Born in ?, 9 August 1818
Took the habit in Penzance (?) on 7 December 1847
Oblation in Grace Dieu on 8 December 1848 (No. 228)
Priestly ordination in Marseilles on 29 June 1851
Dispensed from vows in 1868.

Francis Joseph Lynch was born on 9 August 1818. He began his novitiate with Father Daly, no doubt in Penzance, on 7 December 1847, and made his oblation on 8 December 1848 before Father Casimir Aubert, probably in Grace Dieu. He spent two years as a scholastic in Maryvale in 1848-1850 and one year in the major seminary in Marseilles. In a report dated July 1851 the scholasticate formator Father Jean Marchal wrote: “Brother Lynch leaves me little to say about him on account of his love for tranquillity and solitude. He hardly ever joined in with the community; he communicated with no one and the seminary seemed to bore and exhaust him. He has been here a limited time only and he leaves us hardly a trace.”
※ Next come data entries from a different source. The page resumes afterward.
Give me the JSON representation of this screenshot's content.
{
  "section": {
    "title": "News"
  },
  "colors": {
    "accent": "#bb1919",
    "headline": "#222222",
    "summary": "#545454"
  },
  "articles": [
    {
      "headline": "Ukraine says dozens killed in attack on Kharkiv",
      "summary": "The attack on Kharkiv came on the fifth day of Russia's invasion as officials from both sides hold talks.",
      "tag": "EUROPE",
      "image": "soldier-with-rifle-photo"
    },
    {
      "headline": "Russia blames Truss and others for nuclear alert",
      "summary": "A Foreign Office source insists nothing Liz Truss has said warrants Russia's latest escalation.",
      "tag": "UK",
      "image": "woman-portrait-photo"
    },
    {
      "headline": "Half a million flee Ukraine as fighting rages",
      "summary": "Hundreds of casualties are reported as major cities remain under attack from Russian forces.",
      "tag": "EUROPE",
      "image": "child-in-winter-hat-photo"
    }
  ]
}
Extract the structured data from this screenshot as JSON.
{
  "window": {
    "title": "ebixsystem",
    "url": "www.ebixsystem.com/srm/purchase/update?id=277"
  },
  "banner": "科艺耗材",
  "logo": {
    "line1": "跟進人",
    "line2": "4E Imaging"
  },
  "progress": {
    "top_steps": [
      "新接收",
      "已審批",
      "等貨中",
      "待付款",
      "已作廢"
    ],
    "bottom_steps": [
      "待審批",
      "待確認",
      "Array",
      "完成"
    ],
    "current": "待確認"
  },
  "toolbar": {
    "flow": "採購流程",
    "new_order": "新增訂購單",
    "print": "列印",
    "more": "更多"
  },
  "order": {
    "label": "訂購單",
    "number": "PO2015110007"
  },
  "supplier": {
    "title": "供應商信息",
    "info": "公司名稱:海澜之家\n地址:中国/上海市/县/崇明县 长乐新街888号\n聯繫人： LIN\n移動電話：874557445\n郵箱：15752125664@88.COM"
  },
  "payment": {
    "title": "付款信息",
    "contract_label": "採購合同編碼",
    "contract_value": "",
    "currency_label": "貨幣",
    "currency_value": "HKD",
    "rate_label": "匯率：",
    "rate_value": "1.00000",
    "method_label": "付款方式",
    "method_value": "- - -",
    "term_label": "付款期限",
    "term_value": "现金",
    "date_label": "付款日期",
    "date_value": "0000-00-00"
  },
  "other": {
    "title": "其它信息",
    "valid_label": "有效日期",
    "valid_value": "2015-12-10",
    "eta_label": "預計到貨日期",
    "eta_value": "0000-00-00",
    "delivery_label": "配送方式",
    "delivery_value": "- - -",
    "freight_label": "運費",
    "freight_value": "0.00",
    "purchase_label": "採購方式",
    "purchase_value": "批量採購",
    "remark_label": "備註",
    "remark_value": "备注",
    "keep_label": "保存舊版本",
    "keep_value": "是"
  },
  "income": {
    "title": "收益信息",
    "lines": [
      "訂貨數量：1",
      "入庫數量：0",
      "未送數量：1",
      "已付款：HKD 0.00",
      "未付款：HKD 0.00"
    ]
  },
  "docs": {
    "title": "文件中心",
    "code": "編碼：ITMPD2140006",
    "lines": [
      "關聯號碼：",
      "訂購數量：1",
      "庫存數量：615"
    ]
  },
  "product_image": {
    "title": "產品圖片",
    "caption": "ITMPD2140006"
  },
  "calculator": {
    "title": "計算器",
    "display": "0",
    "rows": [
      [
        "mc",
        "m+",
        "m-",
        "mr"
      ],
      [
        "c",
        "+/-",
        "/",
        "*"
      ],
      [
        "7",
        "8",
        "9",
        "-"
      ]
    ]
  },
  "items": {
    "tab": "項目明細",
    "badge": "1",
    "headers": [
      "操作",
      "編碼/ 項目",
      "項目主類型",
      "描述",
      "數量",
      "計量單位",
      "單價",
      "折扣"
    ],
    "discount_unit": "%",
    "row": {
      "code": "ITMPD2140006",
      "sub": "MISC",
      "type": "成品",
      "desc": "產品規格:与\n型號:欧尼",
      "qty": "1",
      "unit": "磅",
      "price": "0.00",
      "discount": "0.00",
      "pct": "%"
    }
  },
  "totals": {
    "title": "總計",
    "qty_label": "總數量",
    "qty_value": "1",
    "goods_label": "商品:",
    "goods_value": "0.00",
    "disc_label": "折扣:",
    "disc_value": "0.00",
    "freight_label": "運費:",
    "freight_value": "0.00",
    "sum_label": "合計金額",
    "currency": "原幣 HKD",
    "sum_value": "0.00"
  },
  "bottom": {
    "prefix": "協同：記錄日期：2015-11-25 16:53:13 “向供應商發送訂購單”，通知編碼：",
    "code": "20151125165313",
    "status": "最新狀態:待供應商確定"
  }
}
He was ordained priest by Bishop de Mazenod on 29 June 1851 and immediately returned to his province. According to some letters and the review Missions OMI he was superior of the reformatory in Glencree in the years 1862-1866. We read in 1862:

“Father Lynch and the community in Glencree continue with ever growing success the great work of reformation of the inmates. They now number 210…” In his report on the Anglo-Irish province dated 21 October 1865 Father Robert Cooke, provincial, adds: “Under the intelligent and judicious direction of Rev. Father Lynch and his zealous colleagues, St. Kevin’s Reformatory must be rated a model institution of its kind, in view of both the perfection and comfort of its internal administration and the immense good done to the young delinquents confided to its care, under the influence of an admirable religious and industrial discipline. Impossible for those who have not seen Glencree to believe that 260 young people of all shapes and sizes, formerly in rags, rascals, vagabonds, could be transformed, under the gentle, benevolent but firm direction of Rev. Father Lynch and his colleagues, into a band of young pupils at ease with themselves, bright and joyful in appearance…”

In 1868 he is a preacher and asks for a dispensation from his vows “on the ground that he cannot adapt himself to community life and thinks that the secular priesthood will be better for his health…” At the meeting of the General Council on 7 May 1868 he was allowed to ask the Congregation of Propaganda Fide for the dispensation. After leaving he was for 10 years a parish priest in the diocese of Shrewsbury, then chaplain in the establishment of a rich landowner in the archdiocese of Edinburgh, Scotland. In October 1886 he asked Father Joseph Fabre for readmission to the Congregation. In a letter to Father Charles Tatin dated 8 November 1887 we learn that the Superior General did not give his consent.

A Father ‘Linch’ is noted as one of the Oblates present in Leeds on 21 May 1853 for the blessing of the first stone of the new church of Mary Immaculate.

Michael Hughes, o.m.i.